Sans Forgetica, the font designed to improve your memory

Psychology and design researchers from RMIT University in Melbourne have created a font called Sans Forgetica, designed to improve the retention of information from readers.

A new typeface can help your brain integrate deeper information, according to researchers, and this has nothing to do with magic, it's the science of effort.

Sans Forgetica Font
Sans Forgetica was designed by Australian researchers as a memory tool for reading.

English source: washingtonpost - introducing sans forgetica font designed boost your memory

Psychology and design researchers from RMIT University in Melbourne have created a font called sans Forgetica, designed to improve the retention of information from readers. It is based on a theory called "desirable difficulty", which suggests that people remember things better when their brains have to overcome minor obstacles when processing information. Without Forgetica is elegant and inclined in the back (inverted italics), with intermittent gaps in each letter, which serve as a "simple headache" to the reader, according to Stephen Banham, designer and lecturer of RMIT who contributed to the creation of the typeface.

"This should be hard to read but not too difficult," said Banham. "By requiring this additional Act, memory is more likely to be triggered."

In designing sans Forgetica, Banham said that he had to go beyond his instinct, resulting from 25 years of studies in typography.
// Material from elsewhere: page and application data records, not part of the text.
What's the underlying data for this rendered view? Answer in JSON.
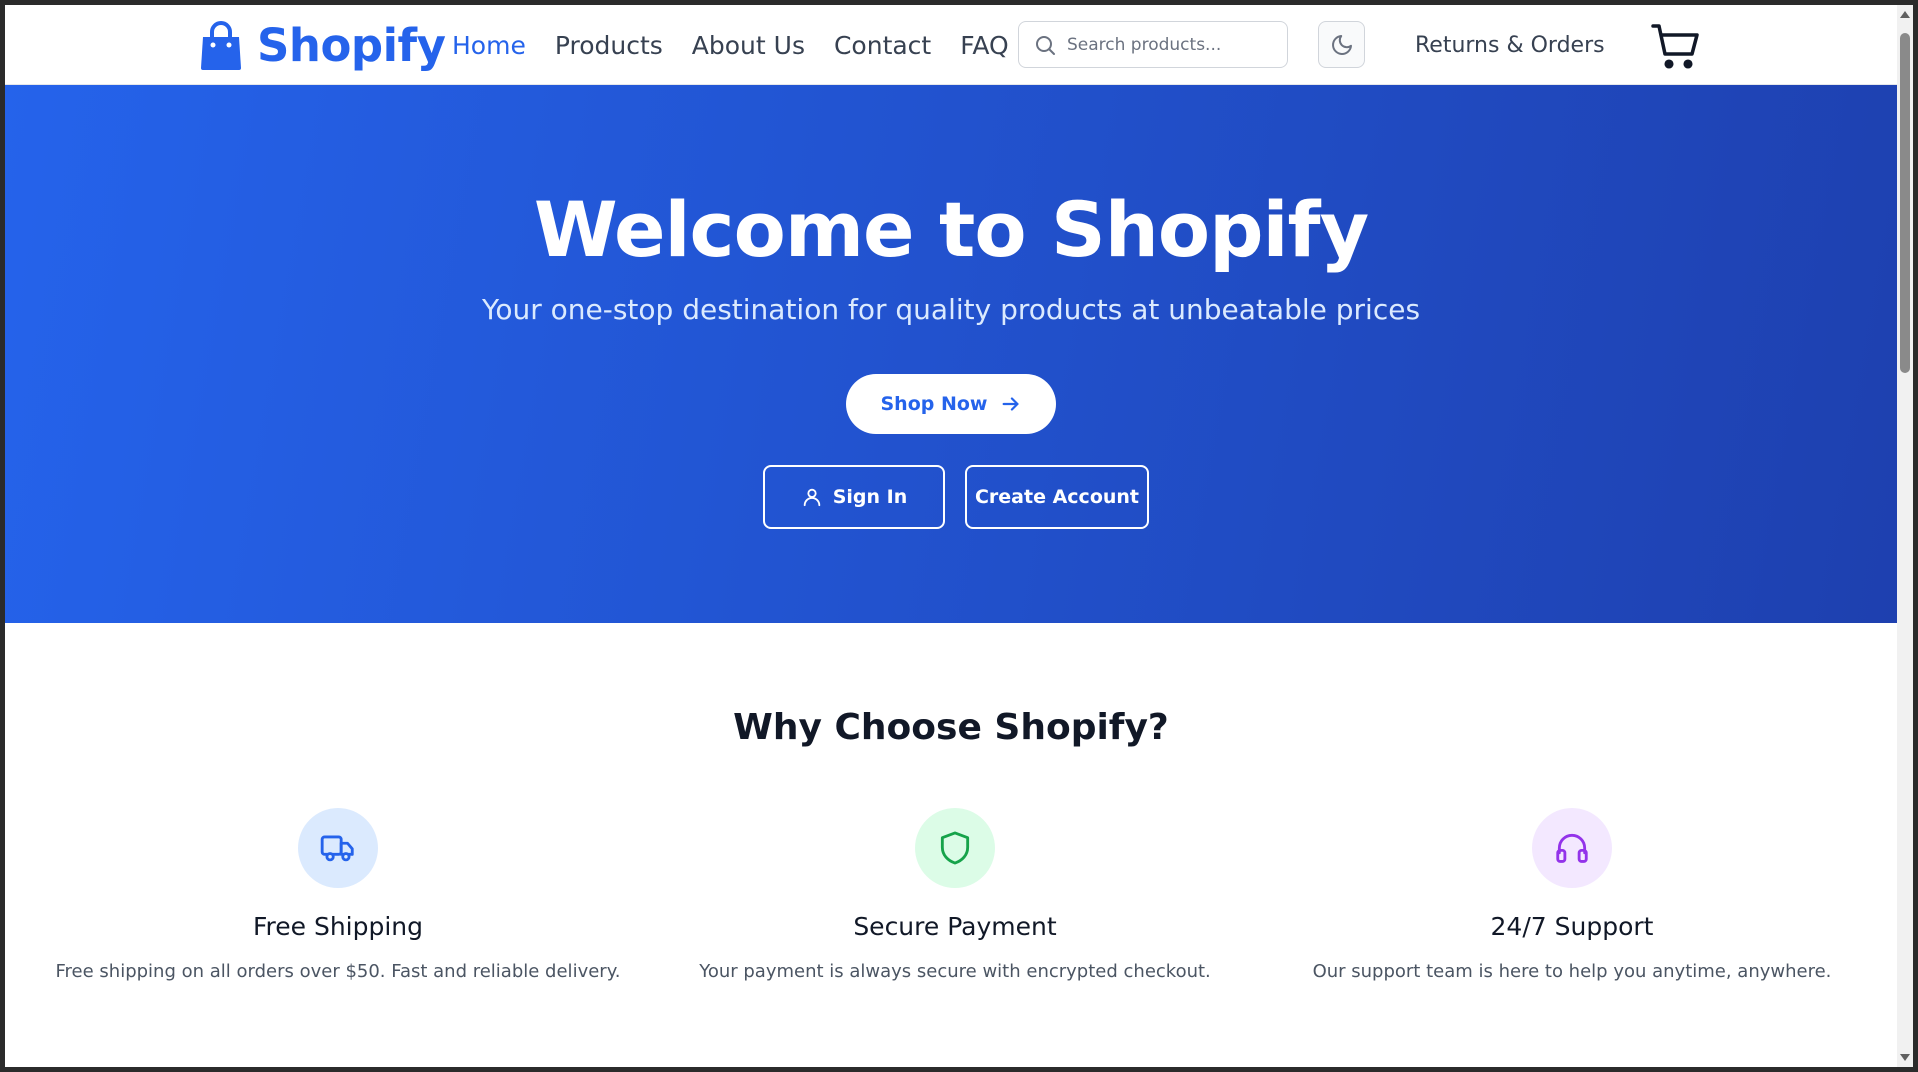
{
  "header": {
    "brand": "Shopify",
    "nav": [
      {
        "label": "Home",
        "active": true
      },
      {
        "label": "Products",
        "active": false
      },
      {
        "label": "About Us",
        "active": false
      },
      {
        "label": "Contact",
        "active": false
      },
      {
        "label": "FAQ",
        "active": false
      }
    ],
    "search_placeholder": "Search products...",
    "returns_label": "Returns & Orders",
    "icons": [
      "shopping-bag-icon",
      "search-icon",
      "moon-icon",
      "cart-icon"
    ]
  },
  "hero": {
    "title": "Welcome to Shopify",
    "subtitle": "Your one-stop destination for quality products at unbeatable prices",
    "shop_now_label": "Shop Now",
    "sign_in_label": "Sign In",
    "create_account_label": "Create Account"
  },
  "features": {
    "title": "Why Choose Shopify?",
    "items": [
      {
        "icon": "truck-icon",
        "title": "Free Shipping",
        "text": "Free shipping on all orders over $50. Fast and reliable delivery.",
        "color": "#2563eb",
        "bg": "#dbeafe"
      },
      {
        "icon": "shield-icon",
        "title": "Secure Payment",
        "text": "Your payment is always secure with encrypted checkout.",
        "color": "#16a34a",
        "bg": "#dcfce7"
      },
      {
        "icon": "headphones-icon",
        "title": "24/7 Support",
        "text": "Our support team is here to help you anytime, anywhere.",
        "color": "#9333ea",
        "bg": "#f3e8ff"
      }
    ]
  },
  "colors": {
    "brand": "#2563eb",
    "hero_start": "#2563eb",
    "hero_end": "#1e40af"
  }
}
Clarity, ease of treatment and familiarity are generally guiding principles on the ground. The inverted italic of sans Forgetica is unfamiliar to most readers, since the type of backward inclination is usually only used by cartographers to indicate rivers. When the openings in the letters, they make the brain think because it has to identify the shapes.

The team tested the effectiveness of this policy, as well as other intentionally complicated fonts, from 400 experienced students in the lab and online. It found that "without Forgetica is far enough away from design principles without becoming too illegible and facilitates memorisation", according to a press release published on the University's website.

A logical continuation of Oppenheimer's work

In some respects, sans Forgetica is a continuation of the work of Daniel Oppenheimer, Professor of psychology at Carnegie Mellon, who presented a similar idea about the "desirable difficulty" called "disfluence" during his work at the University of Princeton in 2011. The terms are different, but the principle is the same: a minor mental gymnastics helps readers better remember things.

Oppenheimer's team relied on contrast and size to overcome mental barriers rather than a foreign police. In an experiment, the team asked 28 University students to read information about two masked creatures, the pangerish and the norgletti. The color information has been printed in gray, in 12 characters Comic Sans or Bodoni. The norgletti profile has been printed in a 16-point Black Arial font.

The team distracted the students 15 minutes after reading about the animals and then questioned them; the students remembered 87% of the strange facts, the information of which had been more difficult to read, and 73% of the facts of Norgletti.

Oppenheimer and his team expanded their research for a semester at a high school in Chesterfield, Ohio. They changed the fonts on the instructional material – media, PowerPoint slides and spreadsheets – in several classes and topics in uncommon texts, such as Comic Sans in italics, Monotype Corsiva and Hattenshweiler. After several weeks of teaching, the researchers found that in all subjects, with the exception of chemistry, students who had read "defective" documents obtained much better results.

"This research shows that behavioural interventions can be an important part of school reform," said Oppenheimer in an interview with Harvard Business Review.

Without Forgetica is the first font created for memorisation, said the researchers of RMIT. But Janneke Blijlevens, another researcher of the project, stressed that the typeface should be used sparingly to remain effective. If the reader's brain gets used, it will decode sans Forgetica as easily as if it were Arial or times new Roman, the most common fonts in the world.

"We think it's better to focus on key sections, such as a definition, in texts rather than converting whole texts or books," said Blijlevens at the Washington Post.

An ideal combination during active work with the Activate Brain electronic ear

Combine the sans Forgetica font with the Activate Brain Electronic Ear seems promising, indeed, the principle of "desirable difficulty" will be added to the work of the audio-vocal loop, learning and memorisation would be strengthened with the required deciphering at Visual level.

Want to test by yourself? Without Forgetica is available as a Google chrome extension on the RMIT website.